Apostasy

dictionary with letter A

Apostasy (n.): abandonment of a belief or principle.

Fascinating.

In actuality, I have abandoned many beliefs in order to embrace principles.

For when reality takes hold in your life, you realize that any notion of God which is not in synchronization with nature is superstition rather than truth.

And in like manner, any reverence for a natural order that does not in some way include a creative force is believing that life occurs in adulthood with no reverence for the birthing egg.

I guess in many ways I practice apostasy all the time–because I am equally as disillusioned with religion as I am with the secular world. I am perpetually unimpressed with the presence of a practice that ignores reason and the appearance of a reasonability that denies faith.

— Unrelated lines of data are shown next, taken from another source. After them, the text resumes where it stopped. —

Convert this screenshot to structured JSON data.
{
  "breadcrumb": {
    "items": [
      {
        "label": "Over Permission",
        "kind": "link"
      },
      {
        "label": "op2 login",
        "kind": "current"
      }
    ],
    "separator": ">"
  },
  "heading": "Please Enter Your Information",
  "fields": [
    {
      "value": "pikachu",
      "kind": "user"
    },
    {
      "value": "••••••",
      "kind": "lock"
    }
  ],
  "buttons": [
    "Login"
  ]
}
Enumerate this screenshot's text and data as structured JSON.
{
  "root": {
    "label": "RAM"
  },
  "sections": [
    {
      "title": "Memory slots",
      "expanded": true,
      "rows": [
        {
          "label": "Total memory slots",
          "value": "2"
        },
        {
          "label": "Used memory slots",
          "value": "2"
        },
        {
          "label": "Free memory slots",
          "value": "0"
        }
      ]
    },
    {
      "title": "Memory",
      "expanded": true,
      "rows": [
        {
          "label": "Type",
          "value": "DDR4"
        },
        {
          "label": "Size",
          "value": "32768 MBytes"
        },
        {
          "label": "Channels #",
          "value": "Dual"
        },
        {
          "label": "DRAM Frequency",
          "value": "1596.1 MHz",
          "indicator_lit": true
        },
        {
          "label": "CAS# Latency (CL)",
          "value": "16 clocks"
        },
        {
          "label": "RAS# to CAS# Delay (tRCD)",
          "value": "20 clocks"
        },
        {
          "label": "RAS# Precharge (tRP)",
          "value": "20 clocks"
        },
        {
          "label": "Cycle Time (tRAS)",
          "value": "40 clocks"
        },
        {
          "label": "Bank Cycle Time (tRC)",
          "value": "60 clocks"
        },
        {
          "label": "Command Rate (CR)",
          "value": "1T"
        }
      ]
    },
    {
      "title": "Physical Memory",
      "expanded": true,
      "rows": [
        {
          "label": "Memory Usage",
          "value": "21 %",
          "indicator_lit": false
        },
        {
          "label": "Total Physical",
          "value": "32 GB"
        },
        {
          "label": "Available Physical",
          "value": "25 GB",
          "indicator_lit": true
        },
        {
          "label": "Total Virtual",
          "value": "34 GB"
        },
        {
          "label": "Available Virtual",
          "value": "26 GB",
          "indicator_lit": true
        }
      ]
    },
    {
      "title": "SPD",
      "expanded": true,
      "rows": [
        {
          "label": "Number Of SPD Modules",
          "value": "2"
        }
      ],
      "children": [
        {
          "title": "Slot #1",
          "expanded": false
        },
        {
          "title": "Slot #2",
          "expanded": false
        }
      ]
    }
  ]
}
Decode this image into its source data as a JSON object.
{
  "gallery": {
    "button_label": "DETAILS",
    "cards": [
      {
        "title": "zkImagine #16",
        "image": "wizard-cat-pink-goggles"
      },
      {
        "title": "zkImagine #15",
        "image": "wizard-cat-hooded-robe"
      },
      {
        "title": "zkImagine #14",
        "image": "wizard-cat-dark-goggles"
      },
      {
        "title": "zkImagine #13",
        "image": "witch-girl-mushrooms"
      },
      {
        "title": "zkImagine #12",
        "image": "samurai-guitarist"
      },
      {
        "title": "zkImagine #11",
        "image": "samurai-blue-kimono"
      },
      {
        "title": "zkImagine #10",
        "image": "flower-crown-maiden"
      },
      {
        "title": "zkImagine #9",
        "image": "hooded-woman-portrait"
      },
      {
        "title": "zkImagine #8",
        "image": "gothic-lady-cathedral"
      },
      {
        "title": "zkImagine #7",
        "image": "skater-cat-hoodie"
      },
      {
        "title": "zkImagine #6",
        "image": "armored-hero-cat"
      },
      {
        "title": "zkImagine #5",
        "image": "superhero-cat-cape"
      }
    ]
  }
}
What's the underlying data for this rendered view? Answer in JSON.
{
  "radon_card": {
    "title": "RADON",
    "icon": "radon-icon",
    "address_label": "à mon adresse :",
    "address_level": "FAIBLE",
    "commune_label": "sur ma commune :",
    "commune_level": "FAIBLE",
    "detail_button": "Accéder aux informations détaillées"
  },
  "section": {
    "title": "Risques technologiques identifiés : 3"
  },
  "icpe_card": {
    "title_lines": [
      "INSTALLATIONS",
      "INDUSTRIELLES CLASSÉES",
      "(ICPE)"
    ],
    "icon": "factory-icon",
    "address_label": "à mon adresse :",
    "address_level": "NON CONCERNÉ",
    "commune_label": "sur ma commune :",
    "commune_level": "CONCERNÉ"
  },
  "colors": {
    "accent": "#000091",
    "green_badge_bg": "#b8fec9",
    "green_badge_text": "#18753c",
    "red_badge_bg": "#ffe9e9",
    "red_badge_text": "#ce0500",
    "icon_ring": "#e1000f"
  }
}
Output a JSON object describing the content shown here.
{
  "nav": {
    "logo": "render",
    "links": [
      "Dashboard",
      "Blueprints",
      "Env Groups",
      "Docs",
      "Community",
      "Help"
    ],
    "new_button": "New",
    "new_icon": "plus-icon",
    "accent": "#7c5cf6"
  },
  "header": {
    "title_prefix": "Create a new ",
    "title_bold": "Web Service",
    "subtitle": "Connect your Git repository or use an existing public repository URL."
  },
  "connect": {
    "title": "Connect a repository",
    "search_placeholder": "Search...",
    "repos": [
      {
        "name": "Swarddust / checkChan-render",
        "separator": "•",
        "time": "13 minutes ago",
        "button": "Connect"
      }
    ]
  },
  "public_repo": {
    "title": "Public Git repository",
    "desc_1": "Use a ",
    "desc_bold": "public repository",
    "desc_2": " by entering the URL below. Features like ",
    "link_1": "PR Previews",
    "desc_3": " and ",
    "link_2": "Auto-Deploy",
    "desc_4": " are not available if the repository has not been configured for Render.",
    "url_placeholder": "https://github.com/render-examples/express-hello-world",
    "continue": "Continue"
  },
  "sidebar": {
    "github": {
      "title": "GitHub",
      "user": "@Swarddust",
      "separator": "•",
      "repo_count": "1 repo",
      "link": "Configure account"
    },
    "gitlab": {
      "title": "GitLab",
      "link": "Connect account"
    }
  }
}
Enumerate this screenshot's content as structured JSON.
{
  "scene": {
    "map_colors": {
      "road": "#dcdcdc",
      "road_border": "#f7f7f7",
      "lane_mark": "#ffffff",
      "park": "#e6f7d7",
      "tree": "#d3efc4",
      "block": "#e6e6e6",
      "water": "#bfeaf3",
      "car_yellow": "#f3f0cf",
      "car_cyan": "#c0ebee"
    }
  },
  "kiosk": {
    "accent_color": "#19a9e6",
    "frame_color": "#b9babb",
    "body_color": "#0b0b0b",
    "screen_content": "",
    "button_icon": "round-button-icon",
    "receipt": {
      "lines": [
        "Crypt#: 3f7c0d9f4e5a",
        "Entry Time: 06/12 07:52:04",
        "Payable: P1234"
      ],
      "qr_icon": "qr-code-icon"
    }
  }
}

So on the occasions that I sit around with my brothers and sisters and listen to the common conversation proffered, I often find myself internally asking more questions than actually receiving enlightenment.

Many years ago I decided to abandon an agenda.

  • I am not a promoter of the Republican or the Democratic party.
  • I do not particularly find the Judeo-Christian form of governing spirituality to be edifying.
  • And I certainly cannot go along with the populist view that my family is “more special than anyone else in the world” simply because it was conjugated from my sperm.

Sooner or later what we call apostasy becomes a gentle move of common sense towards inclusion.

Often it’s just including good information.

Usually it involves including others without prejudice.

But honestly, mostly it includes the possibility that since knowledge has expanded, there is the chance that it will continue to do so.

Locking ourselves into a prison of platitudes is the best way to end up looking foolish to our grandchildren.

I guess I’m apostate–because I’m not satisfied with what I’ve discovered.

What I have uncovered has only made me hunger and thirst for more.

 

Donate Button

Thank you for enjoying Words from Dic(tionary) —  J.R. Practix

Advertisements

Accoutrements

by J. R. Practix

dictionary with letter A

Accoutrement: (n.) additional items of dress or equipment, or items carried or worn for a particular activity: the accoutrements of religious activity.

Isn’t it fascinating that the definition of accoutrements immediately goes to religion?

  • What would we do if we didn’t have little knick-knacks to set on the table for our worship experience?
  • What if there weren’t special hats?
  • What if the robes were put into mothballs?
  • What if the bread and wine were not actually symbolistic of the body and blood of Christ?
  • What if for some reason there was a shortage of candles?
  • What if pews were exchanged for bean bags?

Is it possible to have an experience of faith without having an open souvenir stand at the park of religion, where we pick up our memorabilia to confirm that “we went on a brief vacation with God?”

What if faith was really about loving one another? Do you need a cross for that?

What if belief in a Divine Creator was accentuated and exemplified by the expressions on our faces? Would that be better portrayed with sackcloth and ashes?

What if our actions were deemed just as valuable as our prayers? Would we need a kneeling rail?

If we removed all the accoutrements from the experiences of our lives, would they still be experiences–or do the doo-dads make us believe that it’s real?

  • Could we have a God without the Bible?
  • Could we have brotherhood without using a collection plate?
  • And could we feel free from our sins without being immersed in water?

Symbolism is a wonderful process–IF it is a visual confirmation of what is obviously going on in our souls.

But it is just a lousy replacement for how we really feel.